For the last several years, the talk about Millennials and their rise in the workplace has littered blogs, newspapers, books, college classrooms and more. They are the most talked about generation since the baby boomers. For the first time in decades, three generations of people are coming together in the workplace and the youngest of them has created quite a stir. Among the talk about Millennials is the idea that they are conflict-averse. This article will explore that further.
MILLENNIALS AND TECHNOLOGY
Millennials are said to be both tech-savvy and tech-smitten. Millennials, and all of us really, now have the ability to communicate without ever actually talking to a person. If live communication is a skill, practice is necessary to hone it. Technology has removed the necessity for live conversations and therefore eliminated the practice needed to ensure we are doing it properly. When people have to face something they do not do often, like navigate conflict situations, it can be uncomfortable and easier to avoid than face.
MILLENNIALS AND RELATIONSHIPS
Millennials also place a high value on harmony. They enjoy workplaces and relationships that are harmonious in nature. Studies are showing that millennials will place higher value on harmony and personal growth over cash benefits from their employer. The way they feel about their employer and the working relationships within matters greatly to them and they want to work in a place that feels good.
Couple a dependence upon technology which has resulted in a lack of in-person communication with a high desire for harmony and you have an entire group of people who many believe, are extremely conflict averse.
With three generations in the workplace, the oldest of which remembers the days before technology, this inability to navigate situations of dissent properly can be very frustrating.

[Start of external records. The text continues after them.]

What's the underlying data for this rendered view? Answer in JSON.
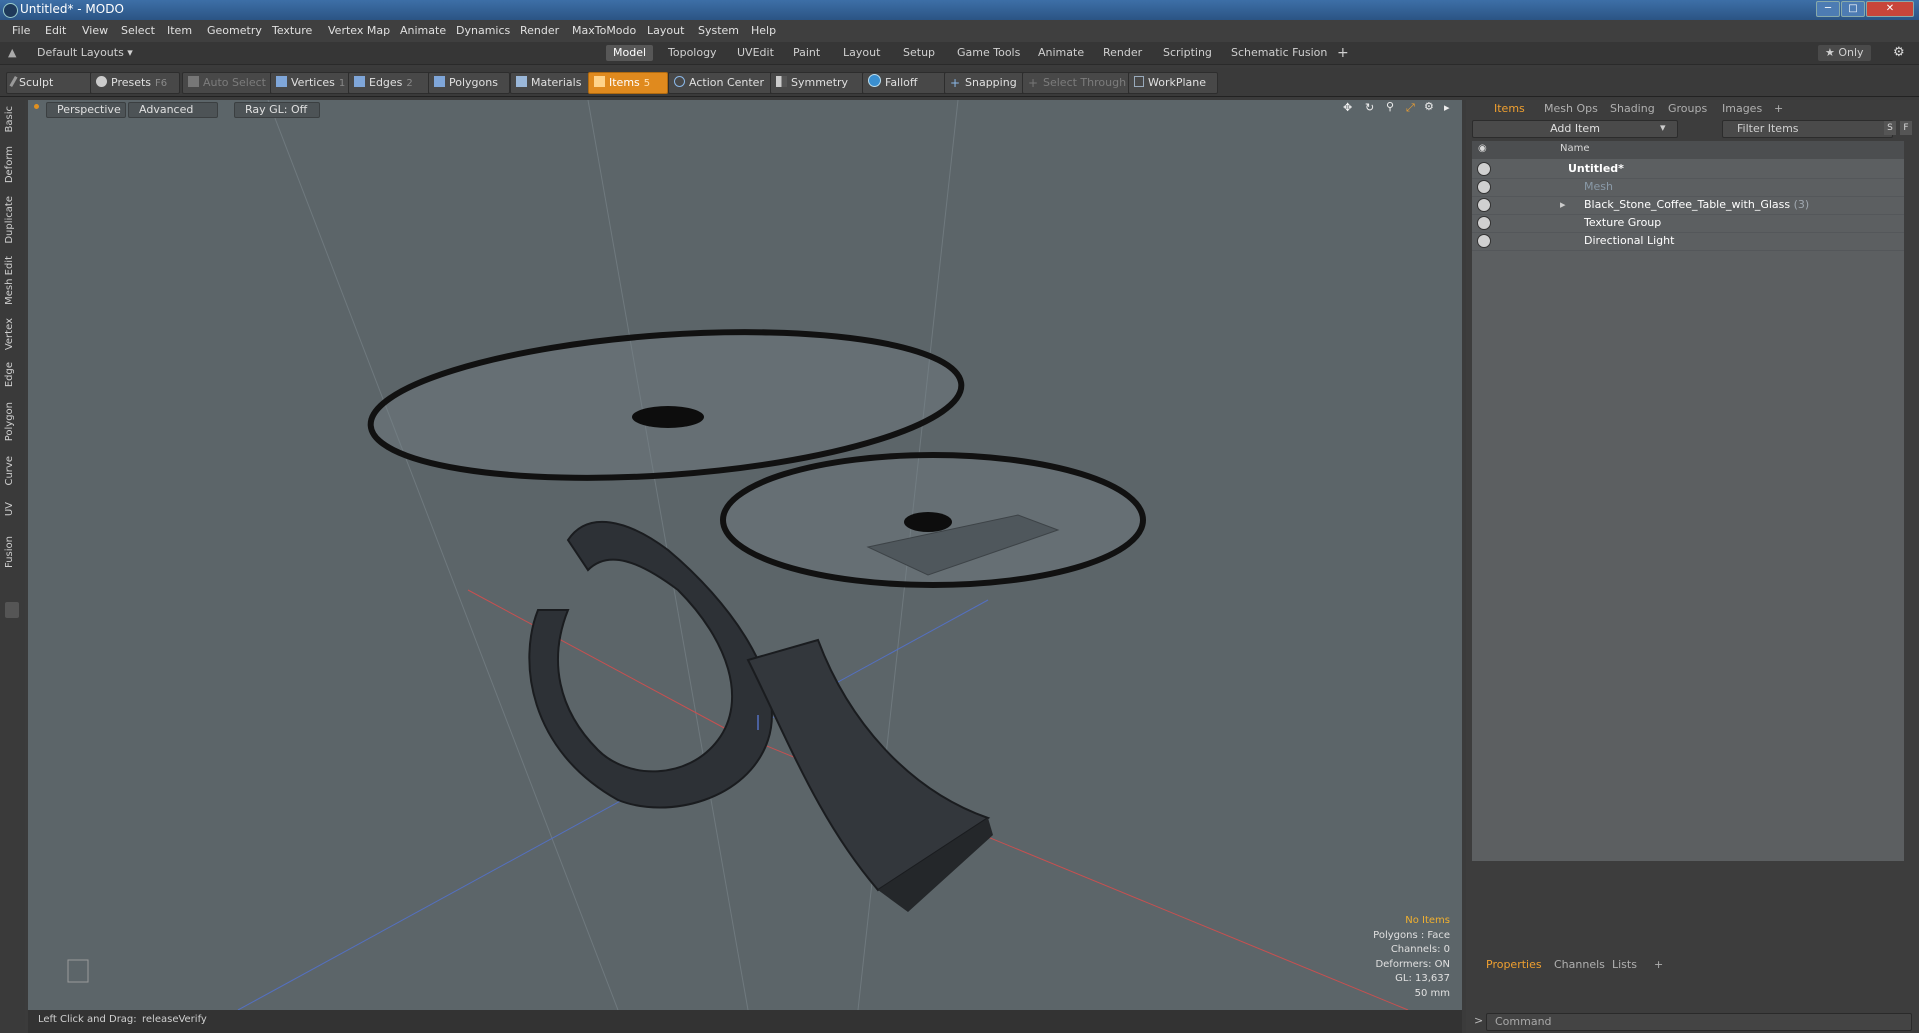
{
  "window": {
    "title": "Untitled* - MODO",
    "min": "─",
    "max": "□",
    "close": "✕"
  },
  "menu": [
    "File",
    "Edit",
    "View",
    "Select",
    "Item",
    "Geometry",
    "Texture",
    "Vertex Map",
    "Animate",
    "Dynamics",
    "Render",
    "MaxToModo",
    "Layout",
    "System",
    "Help"
  ],
  "layouts": {
    "label": "Default Layouts ▾",
    "tabs": [
      "Model",
      "Topology",
      "UVEdit",
      "Paint",
      "Layout",
      "Setup",
      "Game Tools",
      "Animate",
      "Render",
      "Scripting",
      "Schematic Fusion"
    ],
    "active_index": 0,
    "add": "+",
    "only": "★ Only"
  },
  "toolbar": {
    "sculpt": "Sculpt",
    "presets": "Presets",
    "presets_key": "F6",
    "auto_select": "Auto Select",
    "vertices": "Vertices",
    "vertices_key": "1",
    "edges": "Edges",
    "edges_key": "2",
    "polygons": "Polygons",
    "materials": "Materials",
    "items": "Items",
    "items_key": "5",
    "action_center": "Action Center",
    "symmetry": "Symmetry",
    "falloff": "Falloff",
    "snapping": "Snapping",
    "select_through": "Select Through",
    "workplane": "WorkPlane"
  },
  "left_tabs": [
    "Basic",
    "Deform",
    "Duplicate",
    "Mesh Edit",
    "Vertex",
    "Edge",
    "Polygon",
    "Curve",
    "UV",
    "Fusion"
  ],
  "viewport": {
    "view": "Perspective",
    "shading": "Advanced",
    "raygl": "Ray GL: Off",
    "info": {
      "items": "No Items",
      "polygons": "Polygons : Face",
      "channels": "Channels: 0",
      "deformers": "Deformers: ON",
      "gl": "GL: 13,637",
      "scale": "50 mm"
    }
  },
  "status": {
    "label": "Left Click and Drag:",
    "value": "releaseVerify"
  },
  "items_panel": {
    "tabs": [
      "Items",
      "Mesh Ops",
      "Shading",
      "Groups",
      "Images"
    ],
    "add_tab": "+",
    "add_item": "Add Item",
    "filter": "Filter Items",
    "s": "S",
    "f": "F",
    "col_name": "Name",
    "rows": [
      {
        "label": "Untitled*",
        "count": ""
      },
      {
        "label": "Mesh",
        "count": ""
      },
      {
        "label": "Black_Stone_Coffee_Table_with_Glass",
        "count": "(3)"
      },
      {
        "label": "Texture Group",
        "count": ""
      },
      {
        "label": "Directional Light",
        "count": ""
      }
    ]
  },
  "props_panel": {
    "tabs": [
      "Properties",
      "Channels",
      "Lists"
    ],
    "add_tab": "+",
    "command": "Command",
    "prompt": ">"
  },
  "colors": {
    "accent": "#e08a1e",
    "viewport_bg": "#5c6569",
    "titlebar": "#2b5484"
  }
}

Even the gap in dependence upon technology between Generation X and Millennials is so great that those two groups often have a hard time understanding one another. Managing the expectations and conflict styles of all three can be challenging for even the most seasoned of HR professionals.
Workplaces need conflict. They need employees who are comfortable with dissent and can navigate conflict situations appropriately. It is an important component of growth. Leaders can bridge the gap between these three generations by modeling effective forms of communication including conflict. Leaders should be clear that constructive conflict is encouraged and expected as an effective instigator of needed change. The best solution for any behavior that leaders are trying to overcome is to model the desired behavior, praise that behavior in public whenever possible and coach to opposite behavior in private. Any employee who verbally voices concerns or properly navigates conflict situations should be encouraged and applauded consistently. Further, it’s critical these situations be captured in a system, even if they seem small at the time. Many Millennials are quick to leverage social media if they don’t feel heard, so take the proactive step of building a report that shows employees with greater than three cases in the last 60 days (or whatever metric makes sense for your business). The point is to build awareness of potential issues before they escalate.
Leaders can also coach and encourage Millennials to voice their concerns in a way that is comfortable for them. Millennials may be quick to create groups on social sites among peers or use online channels to voice concerns. While this concept may be opposite to the cultural norms that came before it, it is becoming more and more accepted among the newer generations. Leaders should be sensitive to those channels and not discredit their value. Older generations can be encouraged to join these channels and use them as an additional form of communication.
Whether it is true that Millennials are conflict averse or not is still up for debate. Regardless, leaders should always encourage and demonstrate, no matter the medium, proper communication; employees will look to the leaders and emulate what they see. While their natural preference may be conflict avoidance, proper coaching and encouragement can guide them into proper communication and conflict resolution.